On February 26, a bench headed by Justice S. Muralidhar had played the videos containing the alleged inflammatory speeches of Kapil Mishra for the viewing of police officers.
‘This is really concerning. There are so many TVs in your office, how can police officer say that he hasn’t watched the videos. I’m really appalled by the state of affairs of Delhi Police’,
— Live Law (@LiveLawIndia) February 26, 2020
The bench later directed Delhi police to take a decision within a day on the complaint made by social activist Harsh Mander seeking registration of FIRs against the leaders for alleged provocative speeches.
Next day, the Solicitor General told the court that the Delhi police has decided to defer the decision on FIR as the riots situation was not “conducive” for registration of the same.
Court observations damning
The developments in the riot cases probe have to be seen in the light of criticisms that the probe in riots cases is one-sided and has taken a different track to terrorise political dissidents.
Nine retired IPS officers, including the decorated officer Julio Ribiero, have questioned the Delhi police investigation in these cases.
“Basing investigations on ‘disclosures’ without concrete evidence violates all principles of fair investigation.

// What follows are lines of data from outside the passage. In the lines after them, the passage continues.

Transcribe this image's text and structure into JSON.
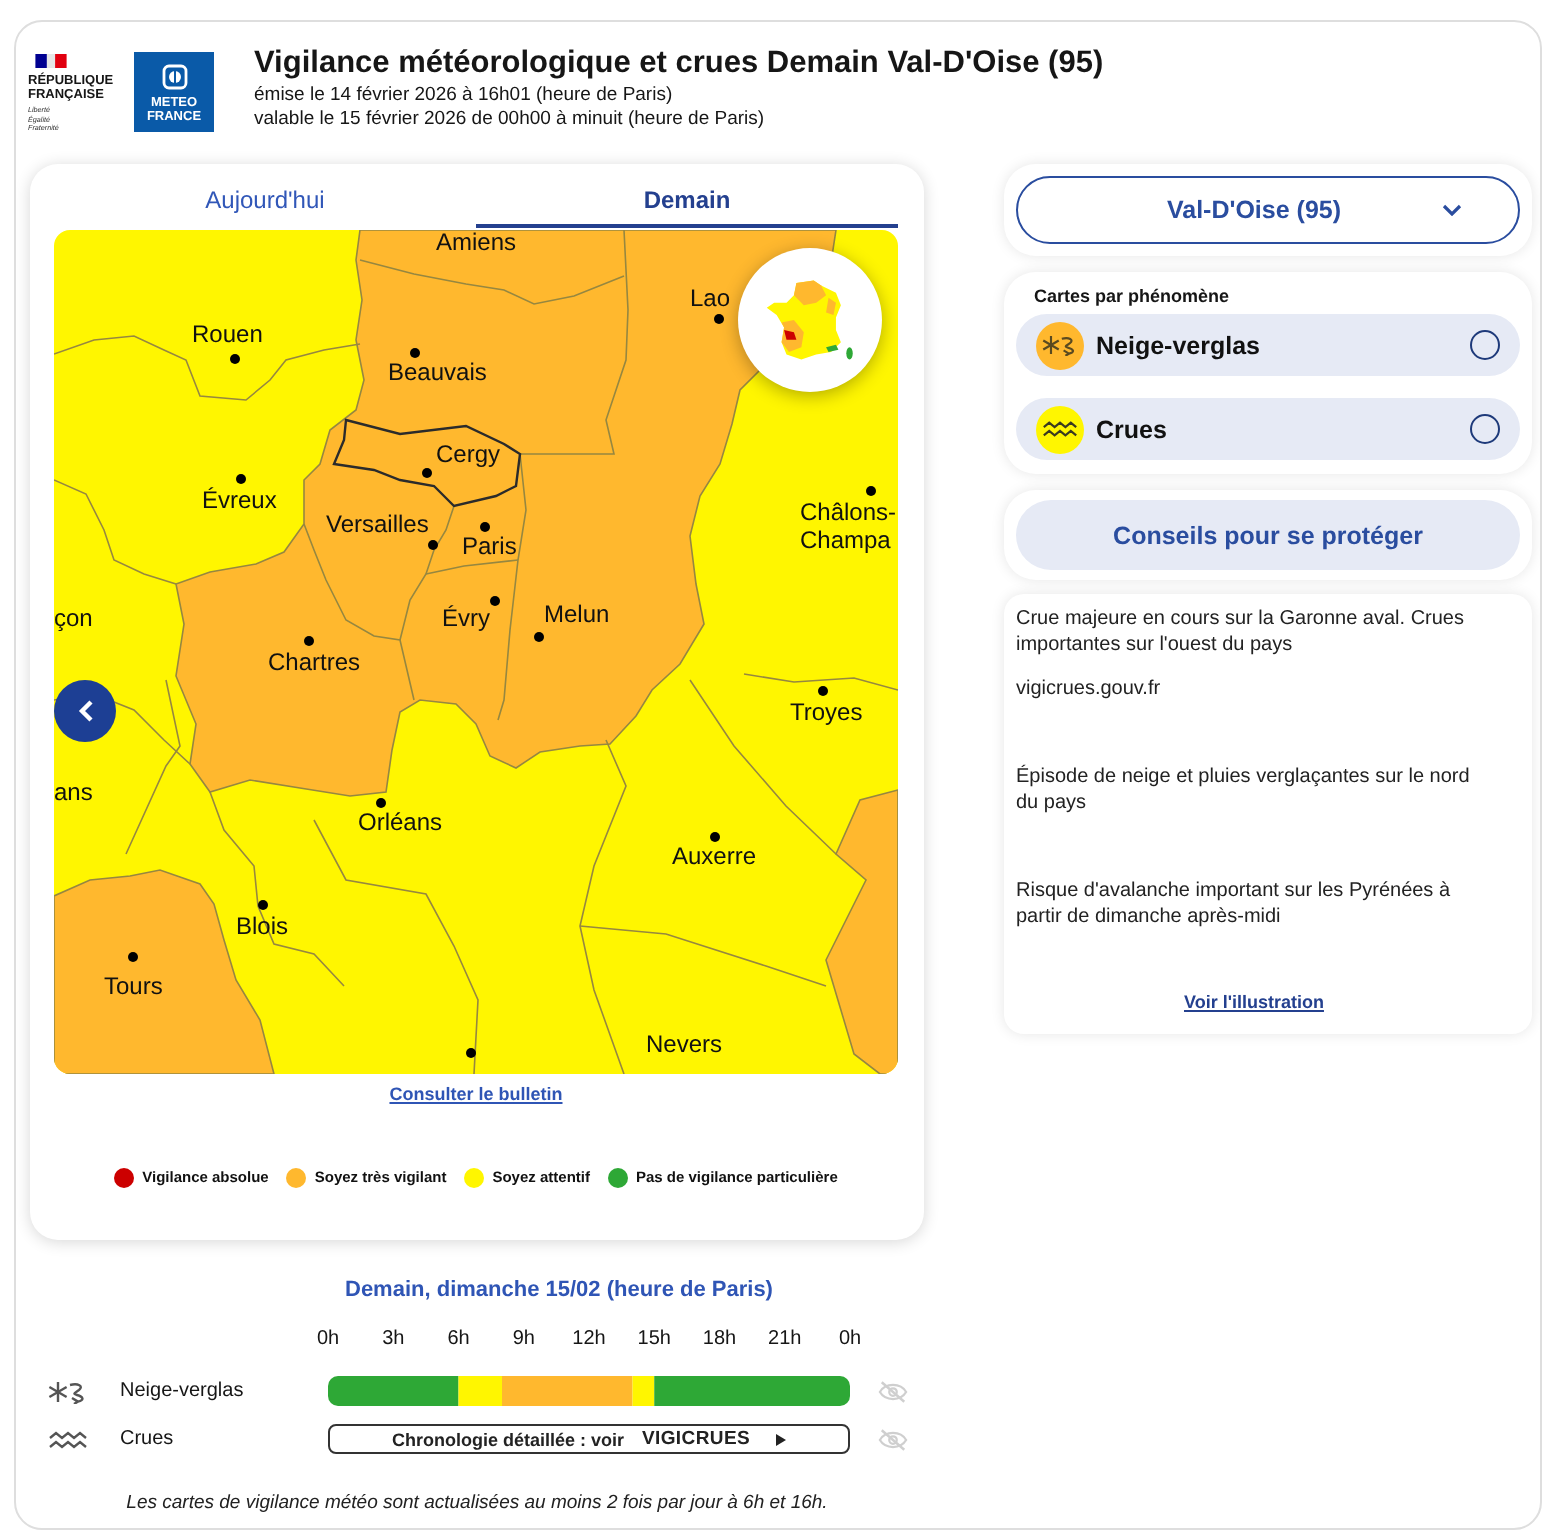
{
  "header": {
    "republic_logo": {
      "name": "RÉPUBLIQUE FRANÇAISE",
      "motto": "Liberté Égalité Fraternité"
    },
    "meteo_logo": {
      "name": "METEO FRANCE"
    },
    "title": "Vigilance météorologique et crues Demain Val-D'Oise (95)",
    "issued": "émise le 14 février 2026 à 16h01 (heure de Paris)",
    "valid": "valable le 15 février 2026 de 00h00 à minuit (heure de Paris)"
  },
  "map_card": {
    "tabs": [
      {
        "label": "Aujourd'hui",
        "selected": false
      },
      {
        "label": "Demain",
        "selected": true
      }
    ],
    "cities": [
      {
        "name": "Amiens"
      },
      {
        "name": "Lao"
      },
      {
        "name": "Rouen"
      },
      {
        "name": "Beauvais"
      },
      {
        "name": "Cergy"
      },
      {
        "name": "Évreux"
      },
      {
        "name": "Versailles"
      },
      {
        "name": "Paris"
      },
      {
        "name": "Châlons-Champa"
      },
      {
        "name": "çon"
      },
      {
        "name": "Évry"
      },
      {
        "name": "Melun"
      },
      {
        "name": "Chartres"
      },
      {
        "name": "Troyes"
      },
      {
        "name": "ans"
      },
      {
        "name": "Orléans"
      },
      {
        "name": "Auxerre"
      },
      {
        "name": "Blois"
      },
      {
        "name": "Tours"
      },
      {
        "name": "Nevers"
      }
    ],
    "bulletin_link": "Consulter le bulletin",
    "legend": [
      {
        "label": "Vigilance absolue",
        "color": "#cc0000"
      },
      {
        "label": "Soyez très vigilant",
        "color": "#ffb82e"
      },
      {
        "label": "Soyez attentif",
        "color": "#fff600"
      },
      {
        "label": "Pas de vigilance particulière",
        "color": "#2ea836"
      }
    ]
  },
  "right_panel": {
    "department_select": {
      "value": "Val-D'Oise (95)"
    },
    "phenomena": {
      "title": "Cartes par phénomène",
      "items": [
        {
          "kind": "snow-ice",
          "label": "Neige-verglas",
          "color": "#ffb82e",
          "selected": false
        },
        {
          "kind": "flood",
          "label": "Crues",
          "color": "#fff600",
          "selected": false
        }
      ]
    },
    "advice_button": "Conseils pour se protéger",
    "messages": {
      "groups": [
        [
          "Crue majeure en cours sur la Garonne aval. Crues importantes sur l'ouest du pays",
          "vigicrues.gouv.fr"
        ],
        [
          "Épisode de neige et pluies verglaçantes sur le nord du pays"
        ],
        [
          "Risque d'avalanche important sur les Pyrénées à partir de dimanche après-midi"
        ]
      ],
      "link": "Voir l'illustration"
    }
  },
  "timeline": {
    "title": "Demain, dimanche 15/02 (heure de Paris)",
    "rows": [
      {
        "kind": "snow-ice",
        "chart_data": {
          "type": "bar",
          "orientation": "horizontal",
          "stacked": true,
          "categories": [
            "Neige-verglas"
          ],
          "xlim": [
            0,
            24
          ],
          "xticks": [
            {
              "value": 0,
              "label": "0h"
            },
            {
              "value": 3,
              "label": "3h"
            },
            {
              "value": 6,
              "label": "6h"
            },
            {
              "value": 9,
              "label": "9h"
            },
            {
              "value": 12,
              "label": "12h"
            },
            {
              "value": 15,
              "label": "15h"
            },
            {
              "value": 18,
              "label": "18h"
            },
            {
              "value": 21,
              "label": "21h"
            }
          ],
          "series": [
            {
              "color": "#2ea836",
              "values": [
                6
              ]
            },
            {
              "color": "#fff600",
              "values": [
                2
              ]
            },
            {
              "color": "#ffb82e",
              "values": [
                6
              ]
            },
            {
              "color": "#fff600",
              "values": [
                1
              ]
            },
            {
              "color": "#2ea836",
              "values": [
                9
              ]
            }
          ]
        },
        "midnight_label": "0h"
      },
      {
        "kind": "flood",
        "label": "Crues",
        "link": {
          "text": "Chronologie détaillée : voir",
          "brand": "VIGICRUES"
        }
      }
    ],
    "footnote": "Les cartes de vigilance météo sont actualisées au moins 2 fois par jour à 6h et 16h."
  }
}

While implicating leaders and activists, who expressed their views against CAA, all those who instigated violence and are associated with the ruling party have been let off the hook. Such investigation will only make people lose faith in democracy, justice, fairness and the Constitution,” the ex-officers said in their letter to the Delhi Police Commissioner.
The Delhi Police Commissioner responded by defending his force and dismissing the allegations as a “false narrative”.
Be that as it may, the court orders discussed above speak for themselves. It is true that the observations made by a court in a bail order are tentative and preliminary in nature. Yet, some of the observations in the bail orders in the riots cases are highly damning against the Delhi police and they raise a serious question mark over the efficacy of the investigation
It is horrifying to note the casual invocation of UAPA, which happened in the case of Faizan Khan whose only crime was that he sold a SIM card without due verification three months before the riots. Persons with remote links with the incidents were roped in as accused on the basis of evidences which the courts later termed scripted. While it is a matter of consolation that many such accused persons managed to get bail, it must not be forgotten that it came at the cost of their personal liberty.
(Courtesy to reports of court orders done by Sparsh Upadhyay, Karan Tripathi and Akshita Saxena.)
This article was originally published on LiveLaw and is republished here with permission.